Not much. The characters, sometimes they’ll see each other. Sometimes if you pick up a weapon, the one you’re wielding right now will be like, “Hey, what’s up?” But they do explicitly, all of them, allow for dating other people. I decided that it was just too sketchy and too difficult to accommodate, like, someone wants to be monogamous, and then you have to cheat on them. It was just a giant mess. Everyone’s “polyarmorous,” and so that’s fine. But as far as knowing each other, some of the weapons do. Like, you’ll have them reference each other because they’re friends outside, but there isn’t, like, a deep exchange there.
Sometimes, they’ll come to your apartment. There’s a birthday party as a plot point. And, when you go to the final boss, you have to pick who’s gonna help you defeat this thing. And when you go to a Fourth of July barbecue, you have to choose your date.
But yeah, you don’t often see them talk amongst each other. And maybe that’s something we can look at for the DLC or something. People might enjoy that.
You mentioned DLC. That was announced not that long ago.
Yeah. Originally we were gonna have nine weapons in the main game. But for our sanity and for the game coming out reasonably, we decided that it would make more sense for the final two, the stretch goal characters, to be DLC.
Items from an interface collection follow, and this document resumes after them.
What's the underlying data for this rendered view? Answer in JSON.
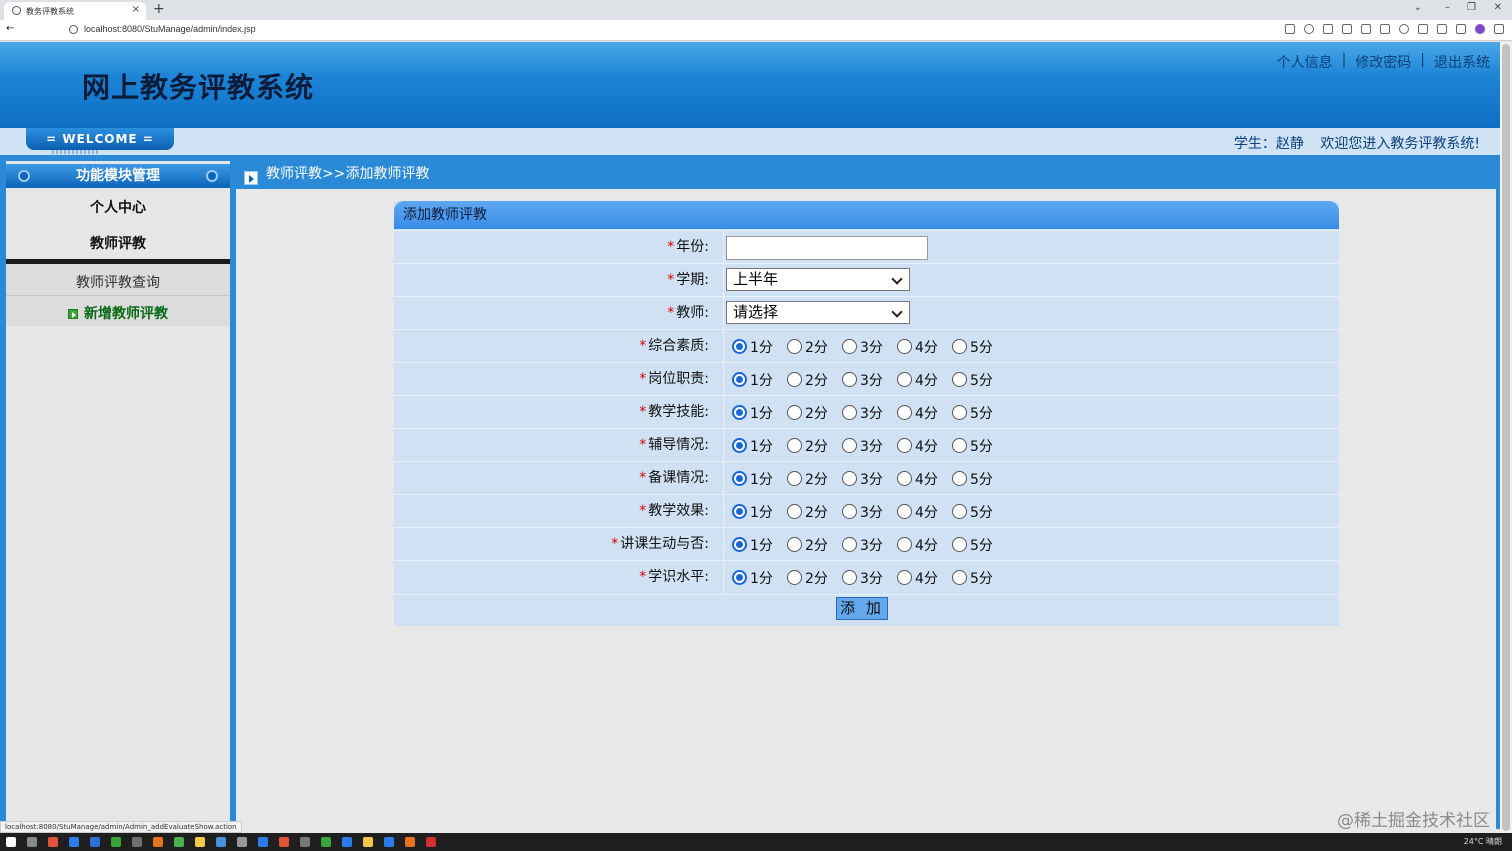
{
  "browser": {
    "tab_title": "教务评教系统",
    "tab_close": "×",
    "new_tab": "+",
    "back_label": "←",
    "url": "localhost:8080/StuManage/admin/index.jsp",
    "status_url": "localhost:8080/StuManage/admin/Admin_addEvaluateShow.action"
  },
  "header": {
    "title": "网上教务评教系统",
    "links": [
      "个人信息",
      "修改密码",
      "退出系统"
    ],
    "separator": "|",
    "welcome_badge": "= WELCOME =",
    "user_label": "学生：赵静",
    "welcome_message": "欢迎您进入教务评教系统!"
  },
  "sidebar": {
    "title": "功能模块管理",
    "items": [
      "个人中心",
      "教师评教"
    ],
    "sub_items": [
      "教师评教查询",
      "新增教师评教"
    ]
  },
  "breadcrumb": "教师评教>>添加教师评教",
  "form": {
    "title": "添加教师评教",
    "required_mark": "*",
    "year": {
      "label": "年份:",
      "value": ""
    },
    "semester": {
      "label": "学期:",
      "value": "上半年"
    },
    "teacher": {
      "label": "教师:",
      "value": "请选择"
    },
    "score_options": [
      "1分",
      "2分",
      "3分",
      "4分",
      "5分"
    ],
    "criteria": [
      {
        "label": "综合素质:",
        "selected": "1分"
      },
      {
        "label": "岗位职责:",
        "selected": "1分"
      },
      {
        "label": "教学技能:",
        "selected": "1分"
      },
      {
        "label": "辅导情况:",
        "selected": "1分"
      },
      {
        "label": "备课情况:",
        "selected": "1分"
      },
      {
        "label": "教学效果:",
        "selected": "1分"
      },
      {
        "label": "讲课生动与否:",
        "selected": "1分"
      },
      {
        "label": "学识水平:",
        "selected": "1分"
      }
    ],
    "submit_label": "添 加"
  },
  "watermark": "@稀土掘金技术社区",
  "taskbar": {
    "weather": "24°C 晴朗"
  },
  "colors": {
    "header_blue": "#1d84d6",
    "frame_blue": "#2a8ad8",
    "form_bg": "#cfe1f3",
    "required": "#dd0000"
  }
}
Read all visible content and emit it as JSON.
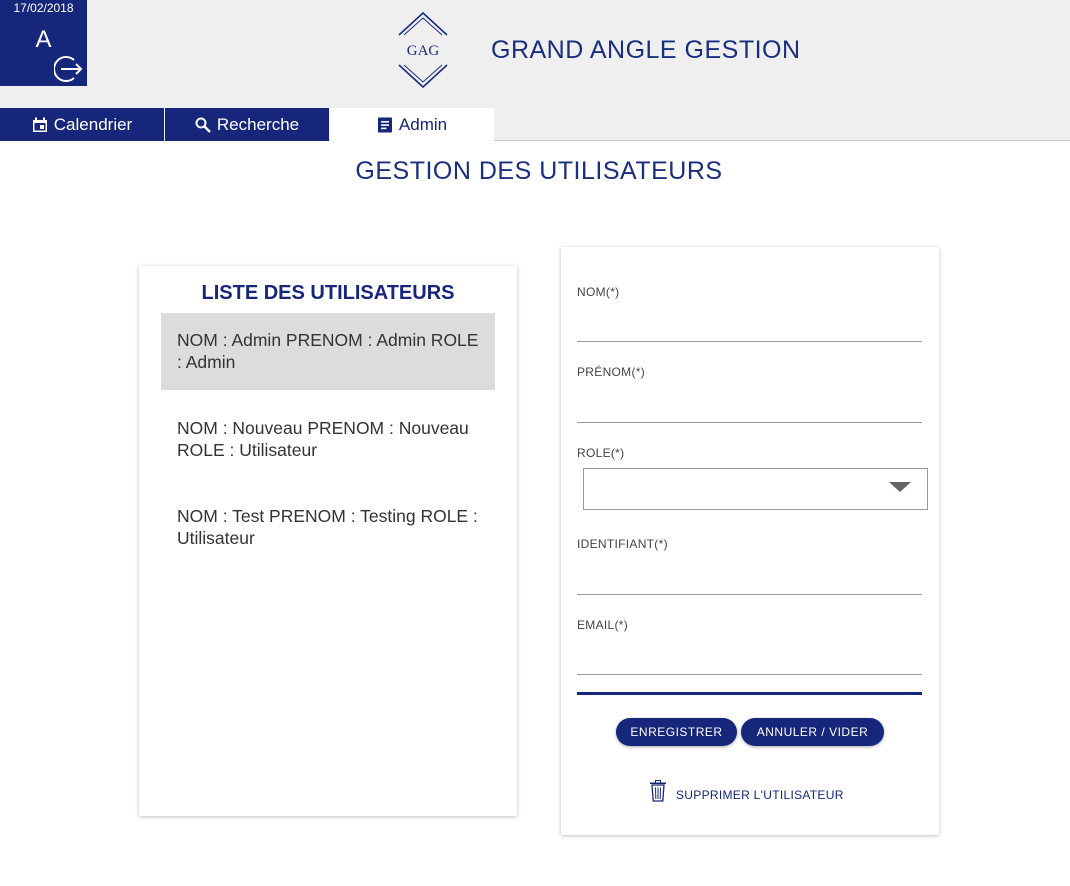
{
  "user": {
    "date": "17/02/2018",
    "initial": "A"
  },
  "header": {
    "logo_text": "GAG",
    "title": "GRAND ANGLE GESTION"
  },
  "tabs": [
    {
      "label": "Calendrier",
      "icon": "calendar-icon"
    },
    {
      "label": "Recherche",
      "icon": "search-icon"
    },
    {
      "label": "Admin",
      "icon": "document-icon",
      "active": true
    }
  ],
  "page": {
    "title": "GESTION DES UTILISATEURS"
  },
  "user_list": {
    "title": "LISTE DES UTILISATEURS",
    "items": [
      {
        "text": "NOM : Admin PRENOM : Admin ROLE : Admin",
        "selected": true
      },
      {
        "text": "NOM : Nouveau PRENOM : Nouveau ROLE : Utilisateur",
        "selected": false
      },
      {
        "text": "NOM : Test PRENOM : Testing ROLE : Utilisateur",
        "selected": false
      }
    ]
  },
  "form": {
    "nom_label": "NOM(*)",
    "nom_value": "",
    "prenom_label": "PRÉNOM(*)",
    "prenom_value": "",
    "role_label": "ROLE(*)",
    "role_value": "",
    "identifiant_label": "IDENTIFIANT(*)",
    "identifiant_value": "",
    "email_label": "EMAIL(*)",
    "email_value": "",
    "save_label": "ENREGISTRER",
    "cancel_label": "ANNULER / VIDER",
    "delete_label": "SUPPRIMER L'UTILISATEUR"
  },
  "colors": {
    "primary": "#16267a",
    "title": "#1a2e7e",
    "header_bg": "#efefef",
    "selected_row": "#dcdcdc"
  }
}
Can you tell me anything about the music and the sound design for Boyfriend Dungeon?
I’m so excited for the music! I really feel like the soundtrack is incredible. There are three songs on YouTube that we’ve released so far: “Verona Beach Nights,” “Without a Weapon,” and “Spellbound.” That’s Marskye and the vocalist Madeline McQueen. Previously, he did the soundtrack for a game called GNOG. He’s just extremely talented. And McQueen is the perfect vocalist for the whole thing. Honestly, if I didn’t think that I’d have to be punished for it later, I would have released all of it by now because I feel like the world needs this soundtrack. It’s so, so wonderful.
There’s like 30 or 35 songs. There’s some dungeon music in there and some date music in there, but it’s very, very good.
For more from the Game Devs of Color Expo, check out Screen Rant‘s Onsen Master preview.
Boyfriend Dungeon has no set release date but is expected to arrive next year on PC.